This is the gap in the market correctly identified for the C Series. For the nation which produced the Avro Arrow, this should not be a surprise. Luck and the USA were against them with that brilliant effort, but this time round the C Series has escaped a similar fate.
So what market is the C Series aimed at today? It is the below180 seat markets seemingly being vacated by many airlines. Is this the regional market in the context of geographical European domestic regions? Such as the UK’s domestic Northern Powerhouse , Midlands Engine, the Southwest, Wales and the Scottish Highlands? I feel sure that there are many equivalent domestic regions elsewhere in geographical Europe which would benefit from links to geographic European hub and non-hub airports.

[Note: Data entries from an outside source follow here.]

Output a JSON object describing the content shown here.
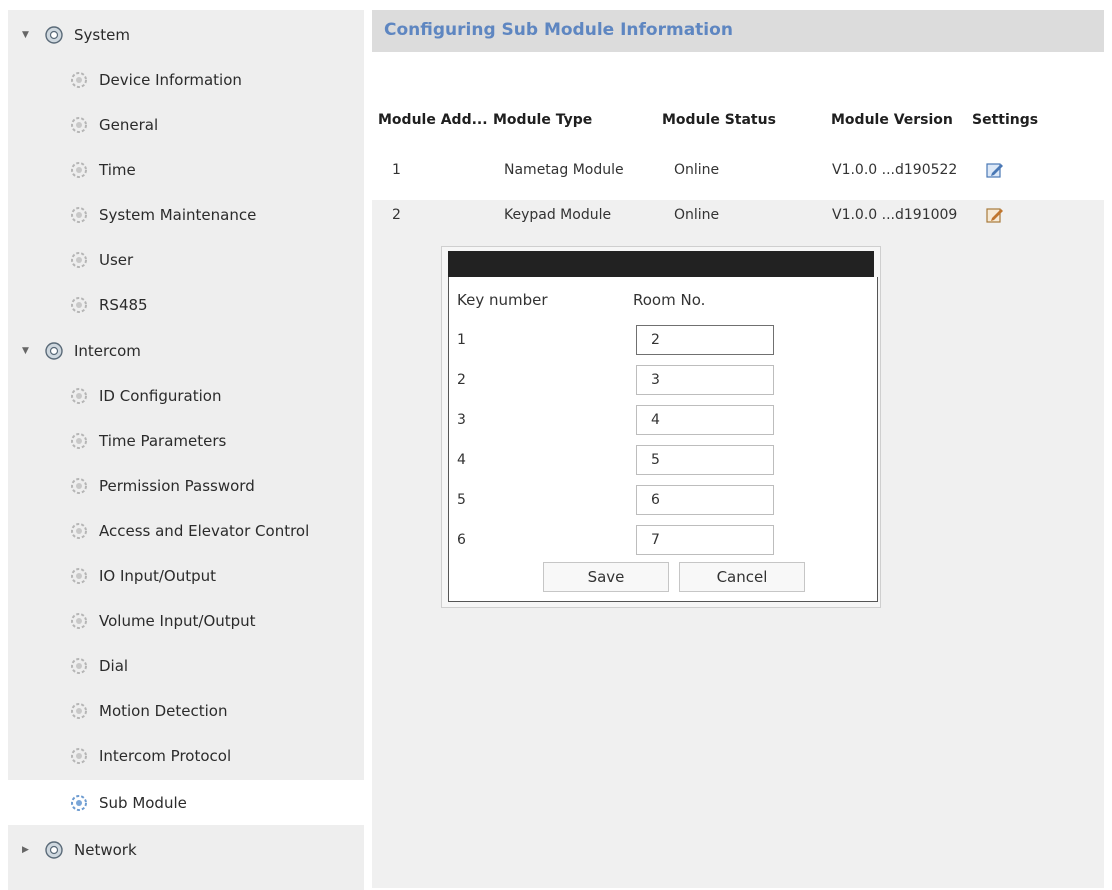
{
  "sidebar": {
    "groups": [
      {
        "label": "System"
      },
      {
        "label": "Intercom"
      },
      {
        "label": "Network"
      }
    ],
    "system_items": [
      "Device Information",
      "General",
      "Time",
      "System Maintenance",
      "User",
      "RS485"
    ],
    "intercom_items": [
      "ID Configuration",
      "Time Parameters",
      "Permission Password",
      "Access and Elevator Control",
      "IO Input/Output",
      "Volume Input/Output",
      "Dial",
      "Motion Detection",
      "Intercom Protocol",
      "Sub Module"
    ]
  },
  "main": {
    "title": "Configuring Sub Module Information",
    "columns": [
      "Module Add...",
      "Module Type",
      "Module Status",
      "Module Version",
      "Settings"
    ],
    "rows": [
      {
        "address": "1",
        "type": "Nametag Module",
        "status": "Online",
        "version": "V1.0.0 ...d190522"
      },
      {
        "address": "2",
        "type": "Keypad Module",
        "status": "Online",
        "version": "V1.0.0 ...d191009"
      }
    ]
  },
  "dialog": {
    "header_key": "Key number",
    "header_room": "Room No.",
    "entries": [
      {
        "key": "1",
        "room": "2"
      },
      {
        "key": "2",
        "room": "3"
      },
      {
        "key": "3",
        "room": "4"
      },
      {
        "key": "4",
        "room": "5"
      },
      {
        "key": "5",
        "room": "6"
      },
      {
        "key": "6",
        "room": "7"
      }
    ],
    "save_label": "Save",
    "cancel_label": "Cancel"
  },
  "colors": {
    "title_text": "#5e86c1",
    "sidebar_bg": "#eeeeee",
    "dialog_titlebar": "#222222"
  }
}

The latest Gov UK stuff on new runway capacity (i.e. Heathrow v Gatwick) says that at least 14 domestic routes could be served from an expanded Heathrow, compared to the eight routes currently in operation. The 8 domestic routes operating today are Aberdeen, Belfast City, Edinburgh, Glasgow, Inverness, Leeds Bradford, Manchester and Newcastle. The at least additional 6 are Belfast International, Durham Tees Valley, Humberside, Liverpool, Newquay, and Prestwick.
On the other hand, UK is starting to see the arrival of huge new fleets of modern railway trains to run on existing and new tracks. These are expected to increase the market share of long distance rail. In the case of the East Coast Main Line (London to Edinburgh, with the many stops between) from say 20% to nearer 50%. The Channel Tunnel is the exemplar.
In terms of UK domestic airlines, frequency with 180 seaters will therefore tend to fall, but the lowest sensible frequency needs to be 2 or perhaps 3 per day. This UK regional market needs the C Series. So does geographic Europe’s regions, where trans-national rail is an existing competitor.
So why not a new pan-European airline without any historic baggage of poor labour practices and old fashioned outlook to fill this growing void across Europe? This airline might be called ‘Regio’. It would initially need a substantial fleet of C Series, which would be set to lead a busy and long life. Who is best fitted to initiate Regio? Answers on a post card please.